Stephen Gene Morris

Another consideration is that mind wandering can be either a positive or negative experience. The object of mind wandering can be almost anything, a cherished memory from the past, a plan for great success in the future or worries able to generate fear and anxiety. The findings of the featured study indicated that compassion based meditation was able to reduce the negative and increase positive mind wandering in participants. The research also found that the meditators generally experienced an augmentation in  their caring behaviours.

In conclusion the evidence supports the view that compassionate meditation is able to increase  a tendency to happy thoughts and positive behaviours towards self and others.

 

Notes
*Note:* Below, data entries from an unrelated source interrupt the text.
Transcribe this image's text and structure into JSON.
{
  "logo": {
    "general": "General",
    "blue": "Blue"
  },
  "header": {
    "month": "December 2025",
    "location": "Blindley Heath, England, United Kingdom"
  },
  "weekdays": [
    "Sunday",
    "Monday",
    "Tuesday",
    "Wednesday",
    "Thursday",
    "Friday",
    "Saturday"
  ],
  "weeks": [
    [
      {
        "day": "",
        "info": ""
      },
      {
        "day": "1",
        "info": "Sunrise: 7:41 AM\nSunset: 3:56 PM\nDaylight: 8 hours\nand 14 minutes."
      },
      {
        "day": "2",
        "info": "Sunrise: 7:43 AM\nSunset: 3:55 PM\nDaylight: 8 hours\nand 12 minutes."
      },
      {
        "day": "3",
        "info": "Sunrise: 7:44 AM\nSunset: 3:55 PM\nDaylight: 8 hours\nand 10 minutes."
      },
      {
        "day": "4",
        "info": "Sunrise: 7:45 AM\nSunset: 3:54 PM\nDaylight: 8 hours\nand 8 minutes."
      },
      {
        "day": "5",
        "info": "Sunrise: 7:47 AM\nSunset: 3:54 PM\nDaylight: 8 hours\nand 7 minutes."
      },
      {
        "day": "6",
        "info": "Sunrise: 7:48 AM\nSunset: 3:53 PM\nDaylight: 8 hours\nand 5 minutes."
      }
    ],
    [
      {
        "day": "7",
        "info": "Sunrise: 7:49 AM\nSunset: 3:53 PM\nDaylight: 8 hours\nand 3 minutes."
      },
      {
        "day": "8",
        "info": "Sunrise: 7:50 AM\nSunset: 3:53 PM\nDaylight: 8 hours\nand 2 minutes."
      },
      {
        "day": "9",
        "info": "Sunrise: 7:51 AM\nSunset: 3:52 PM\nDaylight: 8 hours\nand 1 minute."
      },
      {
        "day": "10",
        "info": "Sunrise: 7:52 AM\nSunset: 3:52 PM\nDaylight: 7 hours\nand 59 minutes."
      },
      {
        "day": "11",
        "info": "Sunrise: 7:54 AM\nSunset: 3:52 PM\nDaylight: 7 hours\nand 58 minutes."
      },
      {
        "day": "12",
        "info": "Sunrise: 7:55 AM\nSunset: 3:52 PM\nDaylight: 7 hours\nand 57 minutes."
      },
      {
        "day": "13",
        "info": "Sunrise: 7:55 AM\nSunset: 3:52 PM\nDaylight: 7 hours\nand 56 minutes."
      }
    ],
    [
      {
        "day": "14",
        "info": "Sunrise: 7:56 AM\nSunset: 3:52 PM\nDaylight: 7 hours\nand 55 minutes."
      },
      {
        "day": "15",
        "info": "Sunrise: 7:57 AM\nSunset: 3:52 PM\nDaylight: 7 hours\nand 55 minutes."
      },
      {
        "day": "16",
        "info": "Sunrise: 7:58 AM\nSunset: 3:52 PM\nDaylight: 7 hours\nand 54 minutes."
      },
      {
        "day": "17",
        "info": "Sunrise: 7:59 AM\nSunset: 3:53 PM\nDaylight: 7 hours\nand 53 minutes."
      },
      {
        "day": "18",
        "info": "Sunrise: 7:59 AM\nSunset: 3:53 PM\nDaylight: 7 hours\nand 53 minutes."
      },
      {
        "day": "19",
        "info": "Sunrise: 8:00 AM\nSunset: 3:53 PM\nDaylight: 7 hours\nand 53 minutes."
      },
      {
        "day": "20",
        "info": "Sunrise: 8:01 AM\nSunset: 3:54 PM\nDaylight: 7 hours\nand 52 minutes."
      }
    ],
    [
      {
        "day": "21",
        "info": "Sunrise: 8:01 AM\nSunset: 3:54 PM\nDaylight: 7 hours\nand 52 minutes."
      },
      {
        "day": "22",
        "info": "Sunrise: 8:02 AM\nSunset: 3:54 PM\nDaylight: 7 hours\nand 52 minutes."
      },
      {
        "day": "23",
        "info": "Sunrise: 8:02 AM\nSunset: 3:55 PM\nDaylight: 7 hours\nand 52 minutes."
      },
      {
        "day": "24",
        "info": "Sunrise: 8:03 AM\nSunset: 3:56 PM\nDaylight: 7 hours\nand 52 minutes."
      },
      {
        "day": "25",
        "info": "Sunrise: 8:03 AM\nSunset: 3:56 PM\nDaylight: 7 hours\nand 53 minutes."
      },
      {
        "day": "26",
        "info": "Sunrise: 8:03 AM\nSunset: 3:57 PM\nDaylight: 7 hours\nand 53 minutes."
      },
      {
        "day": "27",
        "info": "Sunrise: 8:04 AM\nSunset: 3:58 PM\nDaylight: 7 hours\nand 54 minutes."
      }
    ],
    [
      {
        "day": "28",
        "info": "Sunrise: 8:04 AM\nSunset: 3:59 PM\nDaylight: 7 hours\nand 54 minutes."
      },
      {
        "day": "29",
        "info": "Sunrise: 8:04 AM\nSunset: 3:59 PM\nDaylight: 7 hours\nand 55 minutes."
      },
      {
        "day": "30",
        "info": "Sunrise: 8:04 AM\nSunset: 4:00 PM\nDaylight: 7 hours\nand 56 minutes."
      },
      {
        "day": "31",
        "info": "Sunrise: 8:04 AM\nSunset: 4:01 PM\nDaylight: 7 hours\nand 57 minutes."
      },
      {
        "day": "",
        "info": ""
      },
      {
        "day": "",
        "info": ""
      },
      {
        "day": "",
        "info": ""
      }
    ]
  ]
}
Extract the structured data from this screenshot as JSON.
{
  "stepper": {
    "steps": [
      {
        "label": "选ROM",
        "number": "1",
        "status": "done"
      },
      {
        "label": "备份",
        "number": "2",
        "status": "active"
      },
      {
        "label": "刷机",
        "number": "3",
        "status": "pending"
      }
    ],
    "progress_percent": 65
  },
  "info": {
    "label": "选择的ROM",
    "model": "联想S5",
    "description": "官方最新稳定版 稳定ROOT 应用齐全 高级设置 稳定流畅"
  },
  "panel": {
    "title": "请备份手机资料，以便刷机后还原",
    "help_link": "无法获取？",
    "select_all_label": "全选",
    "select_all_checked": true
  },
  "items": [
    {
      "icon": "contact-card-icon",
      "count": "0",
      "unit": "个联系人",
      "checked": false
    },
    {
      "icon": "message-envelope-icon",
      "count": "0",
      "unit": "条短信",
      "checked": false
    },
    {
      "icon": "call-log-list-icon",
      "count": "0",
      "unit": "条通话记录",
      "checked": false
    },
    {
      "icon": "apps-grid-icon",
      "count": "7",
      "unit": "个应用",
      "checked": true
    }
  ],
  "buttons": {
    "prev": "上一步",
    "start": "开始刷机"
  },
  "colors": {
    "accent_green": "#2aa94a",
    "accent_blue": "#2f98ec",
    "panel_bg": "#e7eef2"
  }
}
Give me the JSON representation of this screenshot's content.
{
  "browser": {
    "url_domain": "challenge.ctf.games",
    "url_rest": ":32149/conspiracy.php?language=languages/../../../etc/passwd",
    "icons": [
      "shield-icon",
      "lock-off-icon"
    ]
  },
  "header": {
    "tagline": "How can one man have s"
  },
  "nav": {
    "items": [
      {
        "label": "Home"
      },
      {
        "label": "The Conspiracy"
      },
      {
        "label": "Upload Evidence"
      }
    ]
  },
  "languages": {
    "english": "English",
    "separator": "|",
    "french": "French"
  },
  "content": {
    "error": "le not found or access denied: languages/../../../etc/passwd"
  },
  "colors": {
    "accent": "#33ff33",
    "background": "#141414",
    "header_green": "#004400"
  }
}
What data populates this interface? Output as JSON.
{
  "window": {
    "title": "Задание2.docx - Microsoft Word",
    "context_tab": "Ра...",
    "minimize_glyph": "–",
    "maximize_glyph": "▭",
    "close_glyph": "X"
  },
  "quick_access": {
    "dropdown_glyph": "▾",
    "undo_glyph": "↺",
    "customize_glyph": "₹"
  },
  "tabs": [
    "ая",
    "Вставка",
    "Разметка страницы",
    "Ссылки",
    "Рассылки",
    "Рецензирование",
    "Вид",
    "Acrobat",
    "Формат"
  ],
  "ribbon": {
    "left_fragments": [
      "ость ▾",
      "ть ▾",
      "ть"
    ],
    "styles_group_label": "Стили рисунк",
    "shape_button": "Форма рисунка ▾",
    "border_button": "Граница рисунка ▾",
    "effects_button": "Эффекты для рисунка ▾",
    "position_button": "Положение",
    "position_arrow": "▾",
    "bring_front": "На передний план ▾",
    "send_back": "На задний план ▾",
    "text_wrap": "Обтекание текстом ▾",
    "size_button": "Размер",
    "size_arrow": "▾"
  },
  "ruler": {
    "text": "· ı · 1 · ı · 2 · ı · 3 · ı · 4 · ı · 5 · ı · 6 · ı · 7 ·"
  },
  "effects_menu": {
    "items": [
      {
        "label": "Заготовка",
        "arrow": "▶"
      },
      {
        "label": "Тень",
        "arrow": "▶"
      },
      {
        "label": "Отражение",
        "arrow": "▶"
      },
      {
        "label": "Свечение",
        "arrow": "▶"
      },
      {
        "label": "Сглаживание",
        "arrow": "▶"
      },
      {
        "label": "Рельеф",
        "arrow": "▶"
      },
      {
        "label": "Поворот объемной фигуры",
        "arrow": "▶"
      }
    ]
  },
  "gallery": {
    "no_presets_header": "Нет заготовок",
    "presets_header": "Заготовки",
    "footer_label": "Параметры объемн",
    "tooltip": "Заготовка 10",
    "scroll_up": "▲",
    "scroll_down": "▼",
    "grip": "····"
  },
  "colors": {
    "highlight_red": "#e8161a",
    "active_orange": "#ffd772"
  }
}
Review of the study can be found here.

Header photo by Dana Tentis on Pexels.com, smiling photo by bruce mars on Pexels.com

How to reduce stress and blood pressure

How to reduce stress and blood pressure. meditation and mindfulness linked to promising results

How to reduce stress and blood pressure
Looking for help dealing with stress and high blood pressure?

How to reduce stress and blood pressure

I estimate there have been up to 15,000 peer reviewed studies linked to meditation and mindfulness published over the last 40 years. They have offered all kinds of academic and scientific insight. Many claim to signpost potential health and wellbeing breakthroughs, but few are actually replicated (repeated) sufficiently to be regarded as clinically reliable. However I recently came across a study carried out at the Massachusetts General Hospital that offers some interesting evidence that meditation might be able reduce both stress and blood pressure.

How to reduce stress and blood pressure

In a randomised trial one half of the participants followed an eight week course of mindfulness meditation, the other half engaged with traditional stress management training, coupled with some lifestyle advice. At the end of the experiment some members of the mindfulness group were found to have lower levels of the adrenocorticotropic (ACTH) stress hormone than the control group (stress hormones can be correlated with high blood pressure). The meditation group also performed better in a mock interview and test scenario specifically designed to raise stress levels. Thereby indicating that mindfulness meditation led to ‘real world’ benefits. In a third finding the meditation group also had a reduced inflammatory reaction to stress, a possible factor linked to Type 2 diabetes.

This investigation offered the first immunological and hormonal data that mindfulness meditation may be able to boost resilience to stress. Some parts of the media hailed this study as a breakthrough. I’m a little more cautious but clearly if we see other experiments achieving the same findings it provides import insights into low cost and effective treatments for stress. However the popularity of mindfulness means that most participants are likely to know something about the reputed effects of meditation ahead of going into a trial, raising concern about the reliability of data derived from these kinds of studies.

Notes

Details of the study can be found here.

Header photo by Pixabay on Pexels.com, meditation photo by Pixabay on Pexels.com